▶ Work to complete: Quote all of the data that follows exactly as written, skipping the images.

☆ ☆ ☆ ☆ ☆

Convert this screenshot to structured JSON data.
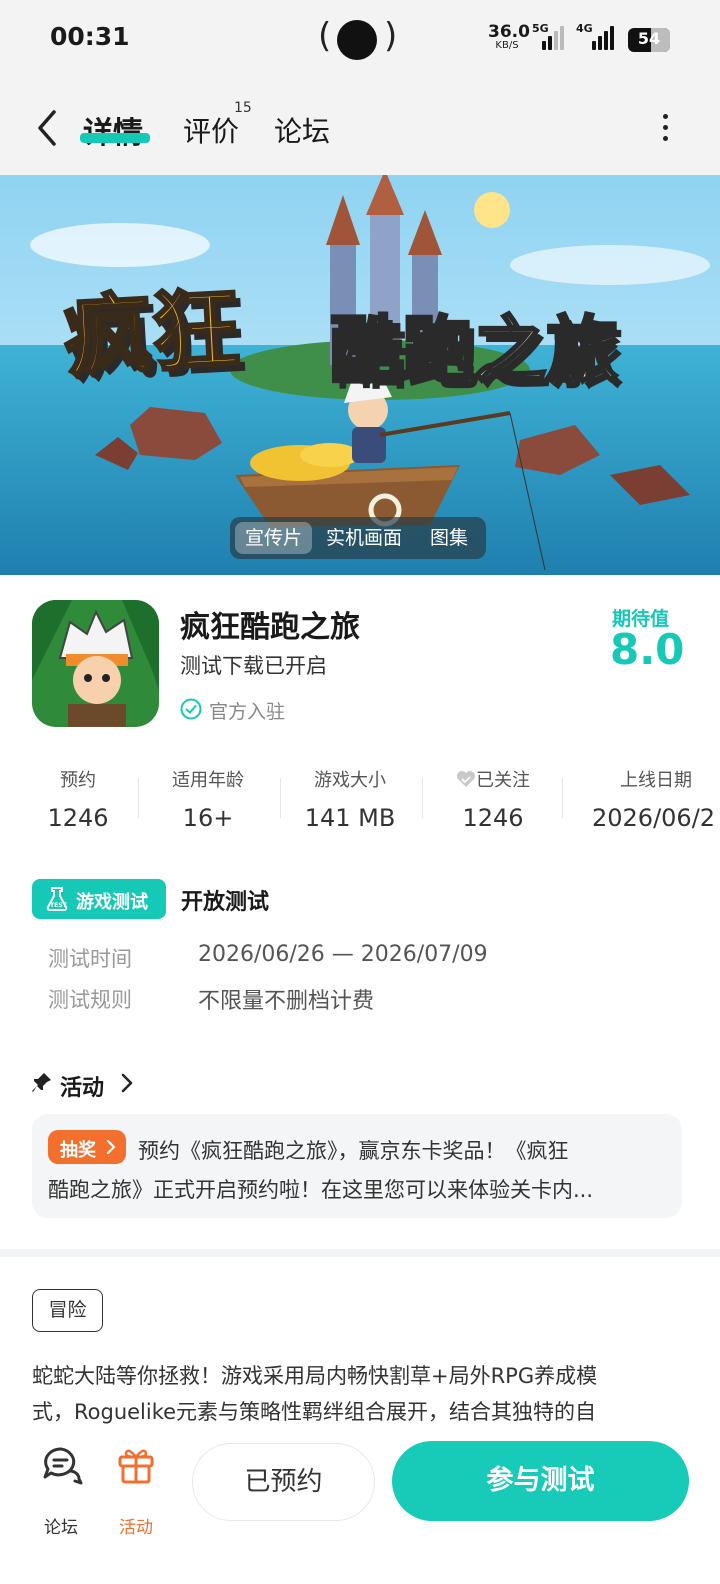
{
  "status_bar": {
    "time": "00:31",
    "speed_value": "36.0",
    "speed_unit": "KB/S",
    "net1": "5G",
    "net2": "4G",
    "battery": "54",
    "battery_level_percent": 54
  },
  "nav": {
    "tabs": [
      {
        "label": "详情",
        "active": true
      },
      {
        "label": "评价",
        "badge": "15"
      },
      {
        "label": "论坛"
      }
    ]
  },
  "banner": {
    "title_part1": "疯狂",
    "title_part2": "酷跑之旅",
    "media_tabs": [
      {
        "label": "宣传片",
        "active": true
      },
      {
        "label": "实机画面"
      },
      {
        "label": "图集"
      }
    ]
  },
  "app": {
    "name": "疯狂酷跑之旅",
    "status": "测试下载已开启",
    "official": "官方入驻",
    "expect_label": "期待值",
    "expect_value": "8.0"
  },
  "stats": [
    {
      "label": "预约",
      "value": "1246"
    },
    {
      "label": "适用年龄",
      "value": "16+"
    },
    {
      "label": "游戏大小",
      "value": "141 MB"
    },
    {
      "label": "已关注",
      "value": "1246"
    },
    {
      "label": "上线日期",
      "value": "2026/06/2"
    }
  ],
  "test": {
    "badge": "游戏测试",
    "badge_icon_text": "TEST",
    "type": "开放测试",
    "time_key": "测试时间",
    "time_val": "2026/06/26 — 2026/07/09",
    "rule_key": "测试规则",
    "rule_val": "不限量不删档计费"
  },
  "activity": {
    "title": "活动",
    "tag": "抽奖",
    "line1": "预约《疯狂酷跑之旅》，赢京东卡奖品！《疯狂",
    "line2": "酷跑之旅》正式开启预约啦！在这里您可以来体验关卡内..."
  },
  "description": {
    "genre": "冒险",
    "line1": "蛇蛇大陆等你拯救！游戏采用局内畅快割草+局外RPG养成模",
    "line2": "式，Roguelike元素与策略性羁绊组合展开，结合其独特的自"
  },
  "bottom": {
    "forum": "论坛",
    "activity": "活动",
    "reserved": "已预约",
    "join": "参与测试"
  },
  "colors": {
    "accent": "#16c8b6",
    "orange": "#f36f2e",
    "banner_title_yellow": "#f6c231"
  }
}
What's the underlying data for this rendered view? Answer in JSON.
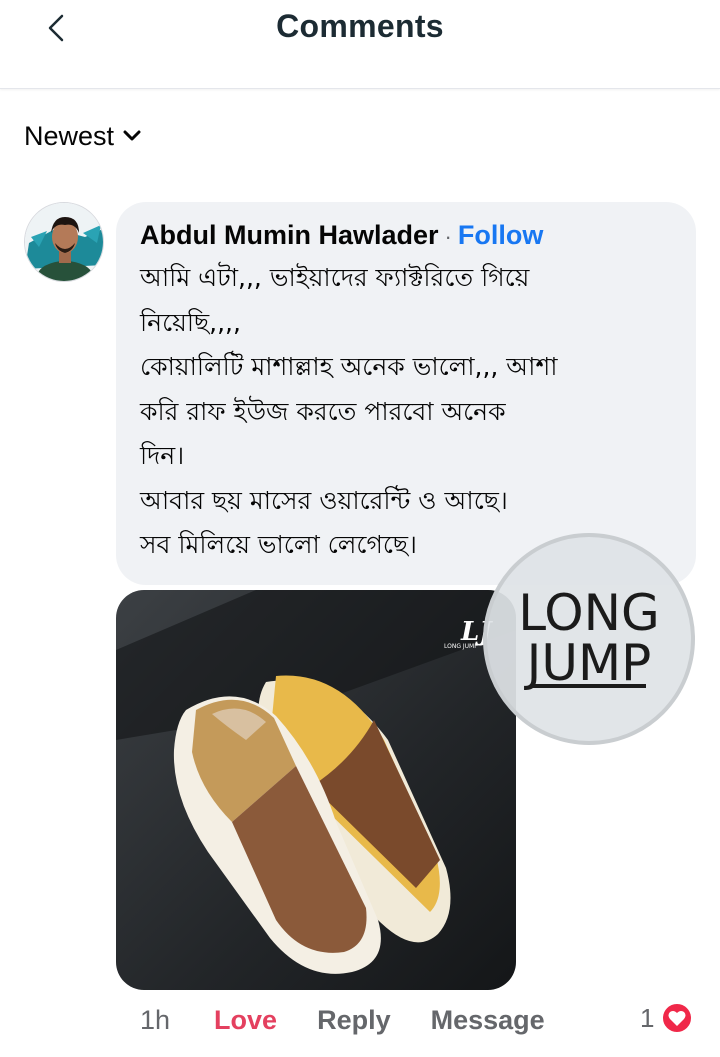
{
  "header": {
    "title": "Comments",
    "back_icon": "chevron-left-icon"
  },
  "sort": {
    "label": "Newest",
    "icon": "chevron-down-icon"
  },
  "comment": {
    "author": "Abdul Mumin Hawlader",
    "separator": "·",
    "follow_label": "Follow",
    "lines": [
      "আমি এটা,,, ভাইয়াদের ফ্যাক্টরিতে গিয়ে",
      "নিয়েছি,,,,",
      "কোয়ালিটি মাশাল্লাহ অনেক ভালো,,, আশা",
      "করি রাফ ইউজ করতে পারবো অনেক",
      "দিন।",
      "আবার ছয় মাসের ওয়ারেন্টি ও আছে।",
      "সব মিলিয়ে ভালো লেগেছে।"
    ],
    "photo": {
      "brand_logo": "LJ",
      "brand_logo_caption": "LONG JUMP"
    },
    "watermark": {
      "line1": "LONG",
      "line2": "JUMP"
    },
    "actions": {
      "time": "1h",
      "love_label": "Love",
      "reply_label": "Reply",
      "message_label": "Message"
    },
    "reactions": {
      "count": "1",
      "icon": "heart-icon",
      "color": "#f02849"
    }
  },
  "colors": {
    "accent": "#1877f2",
    "love": "#e4405f",
    "bubble": "#f0f2f5",
    "muted": "#65676b"
  }
}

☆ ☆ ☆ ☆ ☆

▶ Solution for this problem:
Convert this screenshot to structured JSON data.
{
  "status_bar": {
    "time": "00:31",
    "speed_value": "36.0",
    "speed_unit": "KB/S",
    "net1": "5G",
    "net2": "4G",
    "battery": "54",
    "battery_level_percent": 54
  },
  "nav": {
    "tabs": [
      {
        "label": "详情",
        "active": true
      },
      {
        "label": "评价",
        "badge": "15"
      },
      {
        "label": "论坛"
      }
    ]
  },
  "banner": {
    "title_part1": "疯狂",
    "title_part2": "酷跑之旅",
    "media_tabs": [
      {
        "label": "宣传片",
        "active": true
      },
      {
        "label": "实机画面"
      },
      {
        "label": "图集"
      }
    ]
  },
  "app": {
    "name": "疯狂酷跑之旅",
    "status": "测试下载已开启",
    "official": "官方入驻",
    "expect_label": "期待值",
    "expect_value": "8.0"
  },
  "stats": [
    {
      "label": "预约",
      "value": "1246"
    },
    {
      "label": "适用年龄",
      "value": "16+"
    },
    {
      "label": "游戏大小",
      "value": "141 MB"
    },
    {
      "label": "已关注",
      "value": "1246"
    },
    {
      "label": "上线日期",
      "value": "2026/06/2"
    }
  ],
  "test": {
    "badge": "游戏测试",
    "badge_icon_text": "TEST",
    "type": "开放测试",
    "time_key": "测试时间",
    "time_val": "2026/06/26 — 2026/07/09",
    "rule_key": "测试规则",
    "rule_val": "不限量不删档计费"
  },
  "activity": {
    "title": "活动",
    "tag": "抽奖",
    "line1": "预约《疯狂酷跑之旅》，赢京东卡奖品！《疯狂",
    "line2": "酷跑之旅》正式开启预约啦！在这里您可以来体验关卡内..."
  },
  "description": {
    "genre": "冒险",
    "line1": "蛇蛇大陆等你拯救！游戏采用局内畅快割草+局外RPG养成模",
    "line2": "式，Roguelike元素与策略性羁绊组合展开，结合其独特的自"
  },
  "bottom": {
    "forum": "论坛",
    "activity": "活动",
    "reserved": "已预约",
    "join": "参与测试"
  },
  "colors": {
    "accent": "#16c8b6",
    "orange": "#f36f2e",
    "banner_title_yellow": "#f6c231"
  }
}
What's the underlying data for this rendered view? Answer in JSON.
{
  "header": {
    "title": "Comments",
    "back_icon": "chevron-left-icon"
  },
  "sort": {
    "label": "Newest",
    "icon": "chevron-down-icon"
  },
  "comment": {
    "author": "Abdul Mumin Hawlader",
    "separator": "·",
    "follow_label": "Follow",
    "lines": [
      "আমি এটা,,, ভাইয়াদের ফ্যাক্টরিতে গিয়ে",
      "নিয়েছি,,,,",
      "কোয়ালিটি মাশাল্লাহ অনেক ভালো,,, আশা",
      "করি রাফ ইউজ করতে পারবো অনেক",
      "দিন।",
      "আবার ছয় মাসের ওয়ারেন্টি ও আছে।",
      "সব মিলিয়ে ভালো লেগেছে।"
    ],
    "photo": {
      "brand_logo": "LJ",
      "brand_logo_caption": "LONG JUMP"
    },
    "watermark": {
      "line1": "LONG",
      "line2": "JUMP"
    },
    "actions": {
      "time": "1h",
      "love_label": "Love",
      "reply_label": "Reply",
      "message_label": "Message"
    },
    "reactions": {
      "count": "1",
      "icon": "heart-icon",
      "color": "#f02849"
    }
  },
  "colors": {
    "accent": "#1877f2",
    "love": "#e4405f",
    "bubble": "#f0f2f5",
    "muted": "#65676b"
  }
}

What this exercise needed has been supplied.